1, meanwhile, seems content to leave the show to his more famous counterpart, mumbling occasionally that he still loves peace and doesn't mind potting orchids, but that's not good enough for 2, whose kinetic personality is not unlike that of a mongoose in a tank of cobras. He is everywhere at once. Even when he is sitting he is standing.
It is at this point that 2 offers to make 1 rich. "I want you to work for me," he says. "I want every Jerry Rubin in America to work for me."
He offers to train 1 to sell his health potions, even as he has trained thousands of others. Rubin calls his networking "people's capitalism," a phrase that manages an egalitarian cant even as it holds out the prospect of ease and opulence through entrepreneurial magic.
Rubin 1 mumbles something in response, to which 2 says, "What? Speak up, what'd you say?" in words that whistle by 1's ear like .50-caliber bullets.
"I'd like to think it over," 1 says uneasily in a tone only slightly louder than before. Clearly, he would like to leave.
Rubin 2 is not happy with the offer left dangling but lets it go at that. I suspect 1 will go right on potting orchids for $6 an hour and 2 will go right on hustling "Wow!" until he is Wow King of the World. He is already planning a news conference based on our Clarification Session, and who knows what else. Oprah? Donahue? Geraldo?
For my part, I am no happier or smarter for having drunk "Wow!" and hope never to hear from another Jerry Rubin for the rest of my life.
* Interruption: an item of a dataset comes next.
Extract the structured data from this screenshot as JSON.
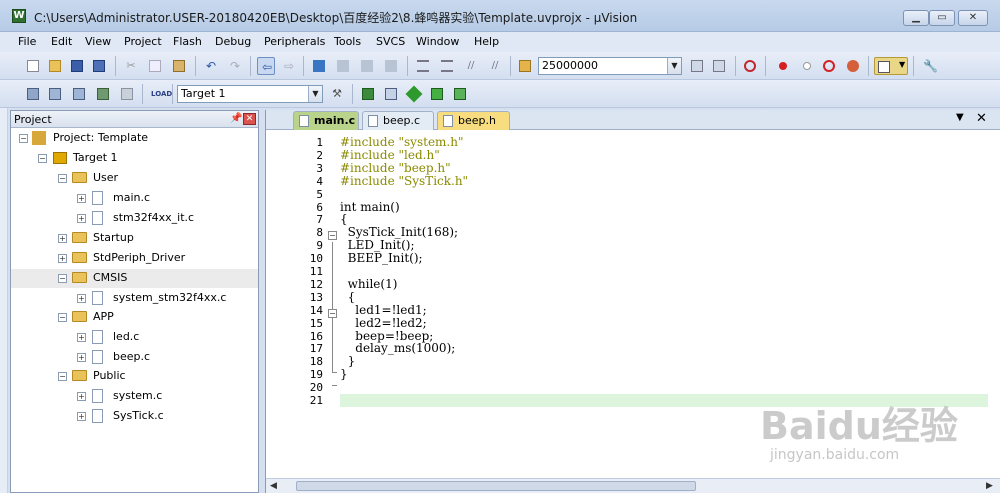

It would almost be worth another world war just to keep them all busy working for peace. How could it hurt?